November 05, 2007
I thought it was a bad idea to put sugar in your gas tank
And yet the FedGov is set to spend lots of money to do just that. Furthermore, the sugar industry is, er, sweetening the deal for members of Congress who represent areas that contain no sugar fields, nor any sugar refineries, in order to gain influence in its favor. From the Washington Post:
So far this year, nine sugar farm or refinery groups have made more than 900 separate contributions totaling nearly $1.5 million to candidates, parties and political funds, according to federal election records and CQ MoneyLine.

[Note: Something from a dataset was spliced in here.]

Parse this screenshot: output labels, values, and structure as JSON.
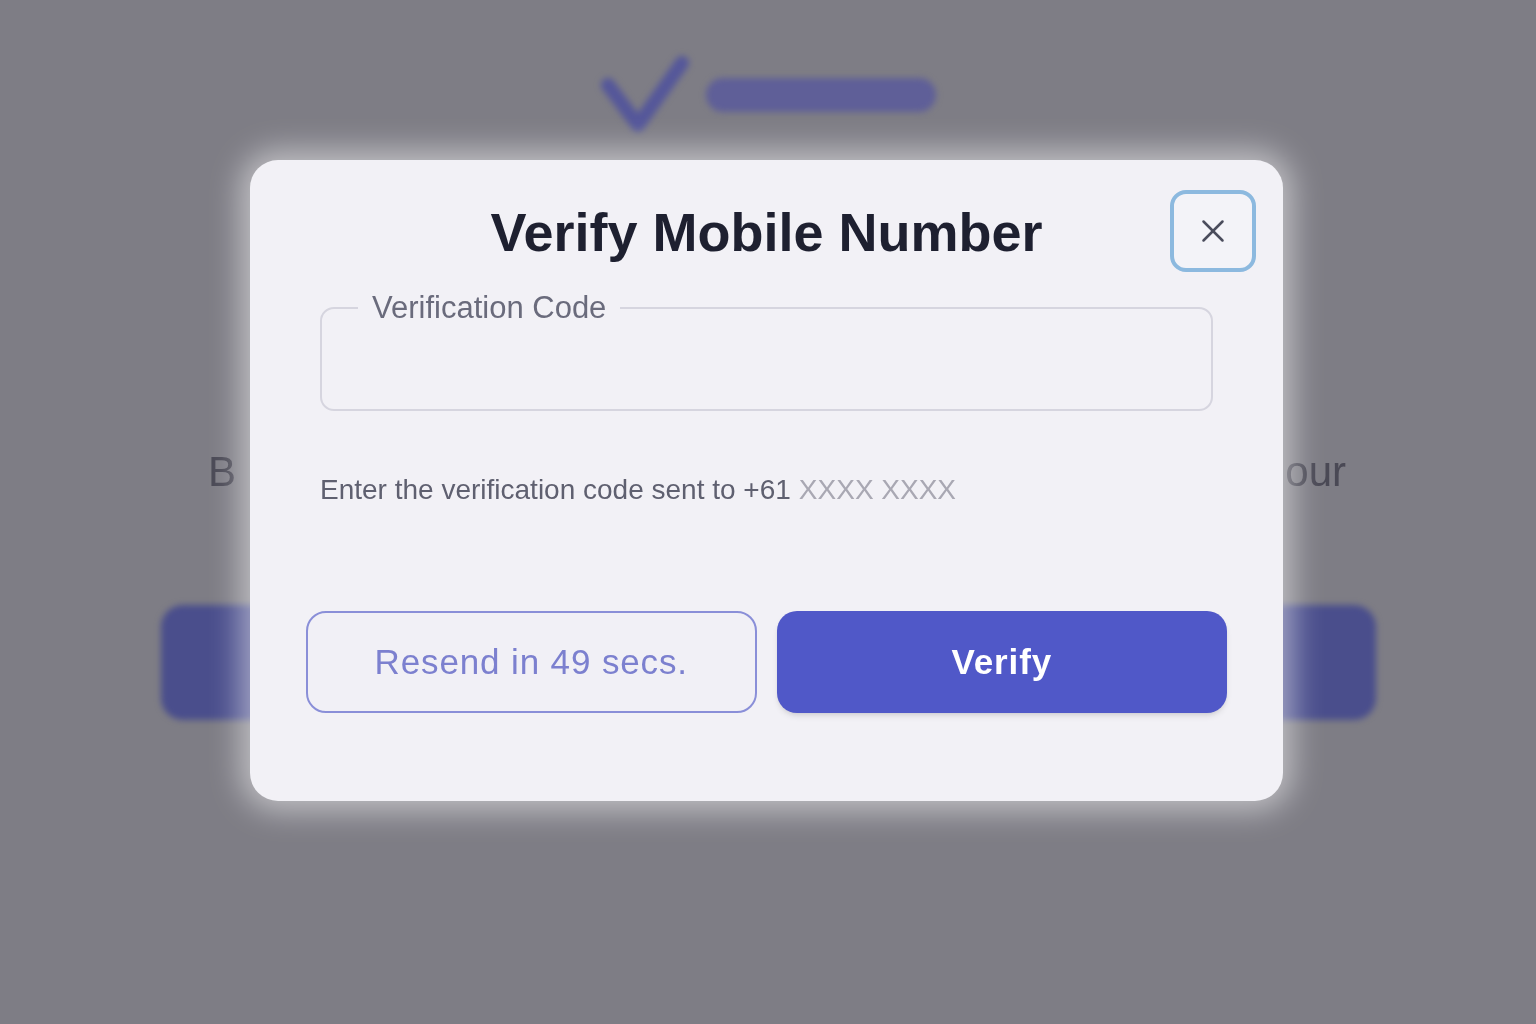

Four days after she voted against a measure that would have derailed the new subsidy plan, [Rep. Carolyn B.] Maloney [edit: who represents Queens and Manhattan's East Side, a district not known for its sugar cane] hosted a fundraising event at Bullfeathers restaurant on Capitol Hill that netted $9,500 in contributions from sugar growers and refiners, according to Federal Election Commission records and Maloney's election attorney, Andrew Tulloch. Tulloch called the timing of the July 31 fundraiser -- dubbed a "sugar breakfast" on the campaign finance report of one group -- a "pure coincidence."

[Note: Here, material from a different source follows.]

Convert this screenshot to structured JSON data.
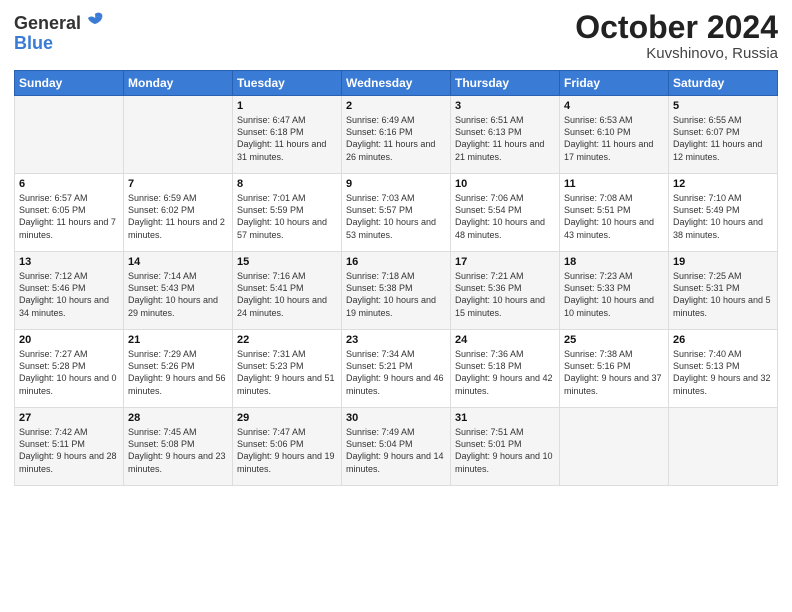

Here's the part about your gas tank:
To keep [NAFTA-induced Mexican] imports from depressing domestic prices, the Agriculture Department would be required to buy equivalent amounts of U.S. sugar and resell it to ethanol refiners at a deep discount. The Congressional Budget Office has estimated the cost at $1 billion through 2017.
The Agitator, to whom the hat is tipped, spake thusly:
Here's a clue, gang: If an "alternative energy" source is so efficient that it needs massive government subsidy to event [sic] exist, much less survive, it's not a viable long-term source of energy.
Read the rest of his comment.
Policy | By joe lance | 06:46 PM